Anyway, I knew the solution to slow/bad writing days: keep writing.
And then I came down with the affliction. Yes, Virginia, I am here to tell you that Writer's Block is real and I have been suffering from it, acutely, for the past six months.
The past six months I have also been promoting the heck out of my first book. Coincidence? Probably not.
Here's what my writing life was like BEFORE I had a book on the bookstore shelves:
- I wrote, nearly every day, 1500 words, when I was writing a first draft, or a chapter or two, when I was revising.
- The majority of those days I had a hard time sitting down and beginning, opening my file, and getting to work.
- The majority of those days I doubted what I was doing. I realized almost at the same time that the words were spilling out of my head and onto the page that they were kind of sucky but I told myself that I would try to fix them later.
- I worried as I was writing a book that I would never finish and if I did ever finish, no one would ever read it.
- Some days I felt like my words were glorious and brilliant and hilarious and heartbreaking. It was easy to slip into my story. The empty page would magically transform into a dark pool and I would fall under the surface and disappear from myself. The story would spool out like it had always been there and I would watch and take dictation.
- But most days the empty page was an empty page. There was no dark pool. Or there was a dark pool but it was frozen over and I was shuffling around on the surface and slamming an axe at the ice and only chipping up a few words here and there but mostly just chunks of stupid ice and my hands would hurt and I'd want to throw the axe down and kick it.

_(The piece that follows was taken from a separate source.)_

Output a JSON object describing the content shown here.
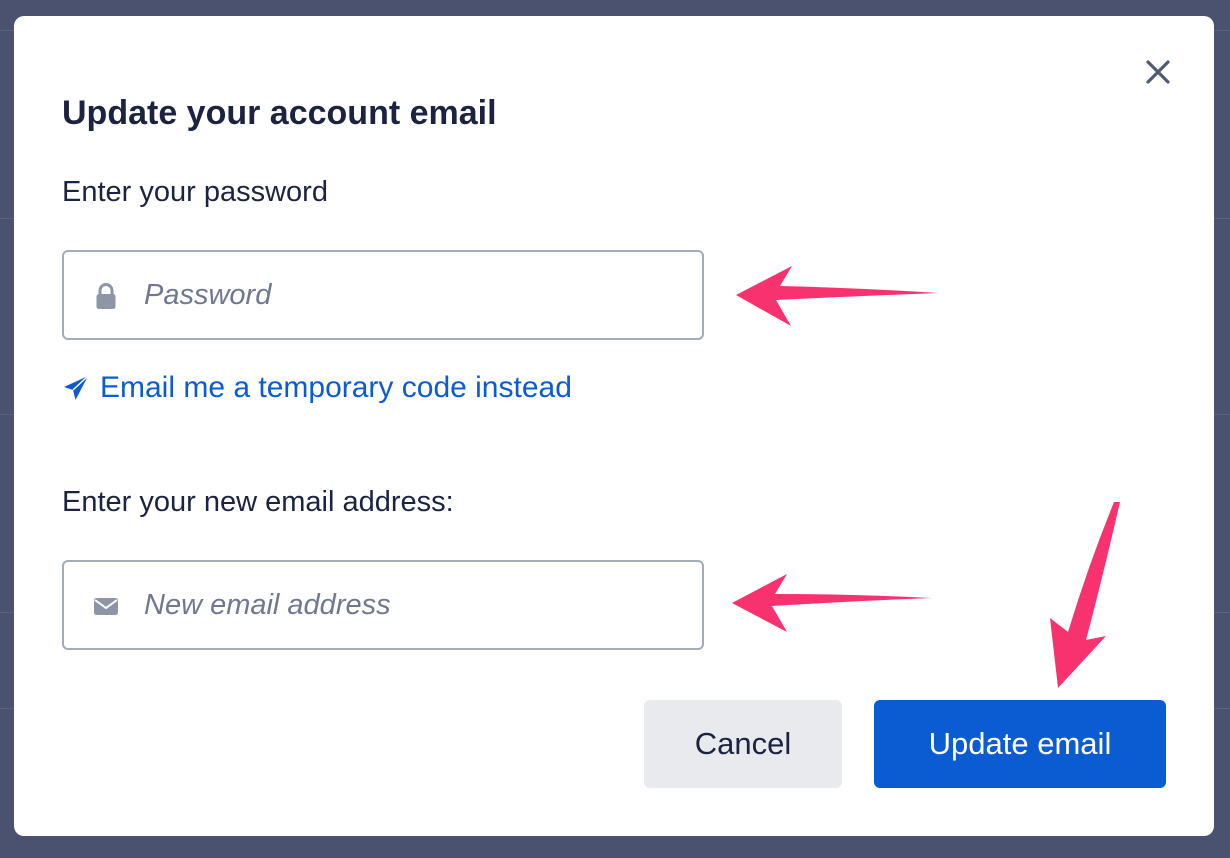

- Later, when I went back to read over my pages, there would be no difference between the output that came from the lovely dark pool days and from the painful frozen ice days. Which I thought was freaking weird. But whatever. I didn't question it. I had just enough of those dark pool days to keep me slugging through the difficult days.
I know it was like this for me because I can look over old blog posts--the first two years especially. The posts are a string of wondering and worrying and whining and complaining. Figuring out my process. Absorbing rejections. Making peace, finally, with the idea that I might never be a published writer.
In the meantime I went to writers' conferences and retreats and I heard other writers talking about similar struggles, and the common denominator, the mantra, in so many words, seemed to come down to: Keep writing. Trust the process.
I believed it even though I hadn't actually seen it work. I trusted the process--trusted that I would get better at writing if I kept at it, trusted that plotholes would work themselves out if I fiddled with them, trusted that if I kept submitting, eventually something would click.
And it worked.
In that very long time between when I finished my "first" book Thin Space, I wrote four other books. I had my mostly bad writing days and my rare good ones. I had my tricks for getting started and sticking with it and checking off goals, and I patted myself on the back that I was getting better, that I knew what I was doing.
Here's what happens now when I write:
It's EXACTLY the same as the list above. It's hard to sit down and begin. The initial words come out sucky. Doubts churn around in my head. But everything is amped up exponentially. Instead of worrying that no one will ever read what I'm working on (which I DO worry about, obsessively) I also worry about future readers comparing this new thing to Thin Space. I imagine meh Goodreads reviews and weirdly jouncing around Amazon ratings. And a whole bunch of other stuff that I have no control over.
I keep writing, but I feel like a fraud. This isn't a frozen pool I'm chipping away at. No, it's a mucky swamp and all I can do is descend into it each day and try not to suffocate.
But before I depress whoever happens to be reading this (and myself), I want to remind you (and myself!) that I know the solution.
On the days you want to and on the days you don't. On the good days and on the bad days. You write when you are travelling and when you have a head cold and when you have ten million emails to answer and when your house is a laughable pigsty.
You keep writing. You trust the process.
So that's what I've been doing for the past few months. I wrote and worried and flailed around in the swamp. Until finally I had a few days of chopping ice. And yesterday, for a glorious moment, it happened.
I forgot about twitter and Goodreads ratings and emails and hilariously dirty bathrooms, and the page disappeared. It was only for a little while, but there it was--the dark pool shimmering and gorgeous and right in front of me.
Under the surface was the story, waiting for me to shut up and let go, waiting for me to lose myself so I could find it.
And I did.